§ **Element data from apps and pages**
--- START ---
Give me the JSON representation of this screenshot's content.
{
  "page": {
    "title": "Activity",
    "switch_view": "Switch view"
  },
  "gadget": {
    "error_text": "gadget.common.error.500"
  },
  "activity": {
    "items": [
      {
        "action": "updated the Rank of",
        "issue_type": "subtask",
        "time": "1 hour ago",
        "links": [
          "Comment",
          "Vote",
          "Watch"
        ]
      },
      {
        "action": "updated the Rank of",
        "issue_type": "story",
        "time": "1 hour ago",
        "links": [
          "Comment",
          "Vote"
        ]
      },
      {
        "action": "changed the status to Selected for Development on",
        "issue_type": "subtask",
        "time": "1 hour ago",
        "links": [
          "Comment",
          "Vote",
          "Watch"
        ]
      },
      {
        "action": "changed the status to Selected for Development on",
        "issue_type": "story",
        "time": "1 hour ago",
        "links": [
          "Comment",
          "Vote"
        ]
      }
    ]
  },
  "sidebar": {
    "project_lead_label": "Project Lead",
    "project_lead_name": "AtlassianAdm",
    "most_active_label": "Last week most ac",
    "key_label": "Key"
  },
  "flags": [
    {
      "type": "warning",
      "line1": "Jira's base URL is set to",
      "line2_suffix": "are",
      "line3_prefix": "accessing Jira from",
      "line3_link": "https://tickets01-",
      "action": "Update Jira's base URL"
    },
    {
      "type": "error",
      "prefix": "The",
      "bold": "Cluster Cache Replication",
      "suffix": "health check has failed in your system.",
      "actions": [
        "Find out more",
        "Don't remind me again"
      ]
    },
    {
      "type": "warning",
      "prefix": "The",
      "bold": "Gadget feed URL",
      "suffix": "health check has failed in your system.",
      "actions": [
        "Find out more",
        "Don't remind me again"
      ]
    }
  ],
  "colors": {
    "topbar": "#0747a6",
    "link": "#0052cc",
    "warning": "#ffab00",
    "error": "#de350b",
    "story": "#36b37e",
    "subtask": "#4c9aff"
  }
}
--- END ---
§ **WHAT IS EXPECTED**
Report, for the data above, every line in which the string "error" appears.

§ **OUTPUT FOR THIS TASK**
    "error_text": "gadget.common.error.500"
      "type": "error",
    "error": "#de350b",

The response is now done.